Can maximize your mortgage-free years Less savings

Should I Refinance To a Shorter Term Mortgage?

Pen sitting on a form with an ‘I agree’ checkbox

Your decision on whether to apply for a shorter-term mortgage depends on which is the most comfortable situation for you in the long run. After knowing the advantages and the pitfalls you might run into, here are additional questions that will help you arrive at your final decision:

Can my budget accommodate higher mortgage payments?

If your budget is tight, a few hundred dollars more per month can be too much, and you may fail to catch up on some essentials. So, prioritize your family’s welfare and refinance to a shorter-term mortgage loan when you can make larger payments comfortably.

Also, think about unexpected events like job loss, illnesses, and other financial setbacks that could affect your ability to make payments and raise the chances of a mortgage default. Do you have a large emergency fund that would take care of all expenses, including the mortgage payments? If not, you may need to delay the refinancing.

What are the tax implications if I refinance to a short-term mortgage?

There are many incentives attached to homeownership in America, including tax deductions. For example, you are allowed to deduct your interest payments from the taxable income annually. However, since the short-term mortgage lowers the interest you pay, you will no longer deduct as much as you did before, and this will further cut into your income.

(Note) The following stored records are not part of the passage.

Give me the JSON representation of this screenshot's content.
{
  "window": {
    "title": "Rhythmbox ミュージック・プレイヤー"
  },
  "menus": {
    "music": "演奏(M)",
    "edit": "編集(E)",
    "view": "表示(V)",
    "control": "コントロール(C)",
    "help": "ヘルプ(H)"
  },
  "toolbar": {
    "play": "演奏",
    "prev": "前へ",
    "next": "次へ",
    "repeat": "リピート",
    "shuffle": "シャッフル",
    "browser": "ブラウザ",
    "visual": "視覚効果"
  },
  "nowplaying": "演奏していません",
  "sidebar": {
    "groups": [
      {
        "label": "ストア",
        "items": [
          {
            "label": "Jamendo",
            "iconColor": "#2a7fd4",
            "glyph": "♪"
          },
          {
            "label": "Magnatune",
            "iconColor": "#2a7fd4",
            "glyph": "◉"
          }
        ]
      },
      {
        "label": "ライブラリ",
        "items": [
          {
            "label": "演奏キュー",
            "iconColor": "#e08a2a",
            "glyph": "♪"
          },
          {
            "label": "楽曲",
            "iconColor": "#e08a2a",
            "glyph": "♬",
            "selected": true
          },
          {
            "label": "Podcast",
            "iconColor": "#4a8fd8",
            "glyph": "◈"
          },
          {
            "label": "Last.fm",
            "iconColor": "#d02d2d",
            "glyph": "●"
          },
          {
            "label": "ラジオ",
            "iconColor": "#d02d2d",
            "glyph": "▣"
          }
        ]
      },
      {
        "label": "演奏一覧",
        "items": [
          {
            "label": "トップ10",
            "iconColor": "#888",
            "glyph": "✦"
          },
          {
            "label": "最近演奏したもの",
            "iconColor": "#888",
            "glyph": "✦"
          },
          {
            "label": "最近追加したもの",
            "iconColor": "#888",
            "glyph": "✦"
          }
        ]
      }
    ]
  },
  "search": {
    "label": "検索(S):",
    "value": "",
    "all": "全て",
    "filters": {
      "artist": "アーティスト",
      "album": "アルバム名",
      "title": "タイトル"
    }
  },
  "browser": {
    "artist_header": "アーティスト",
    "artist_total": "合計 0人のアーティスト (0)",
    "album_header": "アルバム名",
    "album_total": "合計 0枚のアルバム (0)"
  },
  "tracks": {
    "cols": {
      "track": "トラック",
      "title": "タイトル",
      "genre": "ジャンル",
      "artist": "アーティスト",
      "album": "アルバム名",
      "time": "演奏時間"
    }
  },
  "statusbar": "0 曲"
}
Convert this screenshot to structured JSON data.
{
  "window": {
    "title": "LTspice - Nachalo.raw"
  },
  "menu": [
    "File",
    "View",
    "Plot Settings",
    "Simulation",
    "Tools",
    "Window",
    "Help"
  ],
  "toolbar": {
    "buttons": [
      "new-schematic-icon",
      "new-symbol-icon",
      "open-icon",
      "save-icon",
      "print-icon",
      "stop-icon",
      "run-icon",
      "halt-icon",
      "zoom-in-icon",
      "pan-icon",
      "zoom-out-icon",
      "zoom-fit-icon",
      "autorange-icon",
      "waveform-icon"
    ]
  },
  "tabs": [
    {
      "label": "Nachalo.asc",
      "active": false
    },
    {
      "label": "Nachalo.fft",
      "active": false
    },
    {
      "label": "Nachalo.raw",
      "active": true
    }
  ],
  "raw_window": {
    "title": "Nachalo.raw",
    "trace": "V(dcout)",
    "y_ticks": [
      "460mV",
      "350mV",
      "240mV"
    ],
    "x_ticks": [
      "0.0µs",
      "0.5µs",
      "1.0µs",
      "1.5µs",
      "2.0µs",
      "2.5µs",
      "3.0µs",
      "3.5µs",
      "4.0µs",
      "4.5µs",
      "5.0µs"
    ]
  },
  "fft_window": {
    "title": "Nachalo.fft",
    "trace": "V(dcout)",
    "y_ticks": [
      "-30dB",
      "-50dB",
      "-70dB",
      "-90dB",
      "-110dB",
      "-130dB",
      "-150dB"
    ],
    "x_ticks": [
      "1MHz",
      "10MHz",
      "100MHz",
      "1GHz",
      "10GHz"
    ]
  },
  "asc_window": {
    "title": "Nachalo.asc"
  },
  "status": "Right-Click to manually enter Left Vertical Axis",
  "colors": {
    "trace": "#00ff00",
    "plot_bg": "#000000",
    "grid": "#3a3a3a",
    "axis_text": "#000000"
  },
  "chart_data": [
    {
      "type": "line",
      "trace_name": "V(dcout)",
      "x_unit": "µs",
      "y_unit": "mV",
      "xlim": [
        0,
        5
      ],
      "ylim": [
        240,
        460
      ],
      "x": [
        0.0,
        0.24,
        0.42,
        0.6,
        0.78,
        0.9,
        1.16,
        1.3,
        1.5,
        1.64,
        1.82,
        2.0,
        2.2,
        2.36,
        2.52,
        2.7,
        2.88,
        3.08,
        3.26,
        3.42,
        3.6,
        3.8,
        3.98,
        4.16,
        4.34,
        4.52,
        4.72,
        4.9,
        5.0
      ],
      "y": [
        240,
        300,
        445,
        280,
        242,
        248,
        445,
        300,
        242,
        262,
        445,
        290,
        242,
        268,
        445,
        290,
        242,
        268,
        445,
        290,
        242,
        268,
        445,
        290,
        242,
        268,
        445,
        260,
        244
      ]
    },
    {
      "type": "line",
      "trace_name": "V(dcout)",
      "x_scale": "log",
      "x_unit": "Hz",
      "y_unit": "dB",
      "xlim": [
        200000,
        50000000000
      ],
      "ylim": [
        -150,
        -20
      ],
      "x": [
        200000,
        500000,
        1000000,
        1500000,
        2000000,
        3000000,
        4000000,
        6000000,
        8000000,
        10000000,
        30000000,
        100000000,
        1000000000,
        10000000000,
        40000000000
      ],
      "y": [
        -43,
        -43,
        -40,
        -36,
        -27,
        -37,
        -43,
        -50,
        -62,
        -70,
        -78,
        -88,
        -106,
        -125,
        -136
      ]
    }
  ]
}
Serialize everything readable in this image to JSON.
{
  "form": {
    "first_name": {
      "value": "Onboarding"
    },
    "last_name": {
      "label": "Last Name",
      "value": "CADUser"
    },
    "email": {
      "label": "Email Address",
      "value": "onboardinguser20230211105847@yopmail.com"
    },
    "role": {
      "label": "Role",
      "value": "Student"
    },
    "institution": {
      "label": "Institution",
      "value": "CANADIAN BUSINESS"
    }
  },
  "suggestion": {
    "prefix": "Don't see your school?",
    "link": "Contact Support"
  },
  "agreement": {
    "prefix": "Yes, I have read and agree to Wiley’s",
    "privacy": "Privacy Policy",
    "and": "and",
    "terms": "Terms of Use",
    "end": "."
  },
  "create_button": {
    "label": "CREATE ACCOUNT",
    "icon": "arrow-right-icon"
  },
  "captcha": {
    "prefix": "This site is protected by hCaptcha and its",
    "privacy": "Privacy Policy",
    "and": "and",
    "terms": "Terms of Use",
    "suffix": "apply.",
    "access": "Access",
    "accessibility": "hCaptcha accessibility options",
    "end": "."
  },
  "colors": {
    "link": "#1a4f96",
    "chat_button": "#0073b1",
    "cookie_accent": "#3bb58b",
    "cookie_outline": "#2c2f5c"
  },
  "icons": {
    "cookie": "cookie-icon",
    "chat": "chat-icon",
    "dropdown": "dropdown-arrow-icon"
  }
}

Will I still comfortably meet other financial goals?

Think about your other household bills, debts you may be owing, and projects you’re undertaking. Can your budget fully cover these costs? Is there enough room for higher mortgage payments? Are you able to save a sizable amount of money every month? If your answer to these questions is not in the affirmative, it may not be prudent to commit more money to your home. Even if you have some extra cash, invest it in ventures that can grow your money, like life insurance policies or retirement accounts.

Will I be moving in the next few years?

If you’re only planning to stay for a few years more, it’s not a good idea to refinance to a shorter-term mortgage. Even if your budget can take it, the costs and fees of refinancing a mortgage might be more than the interest you may be trying to save.

Make Your Decision

Your answer to whether you should refinance to a shorter-term mortgage lies in your consideration of several factors: the pros and cons of refinancing, and your ability to afford the higher mortgage payments, without neglecting other financial obligations. If you plan to move in a few years, refinancing might not be a good choice because of the time you’d need to recoup the refinance costs. So, carefully consider all these factors and decide. You may also need additional resources and advice from LendMeMoney.com. Contact us today!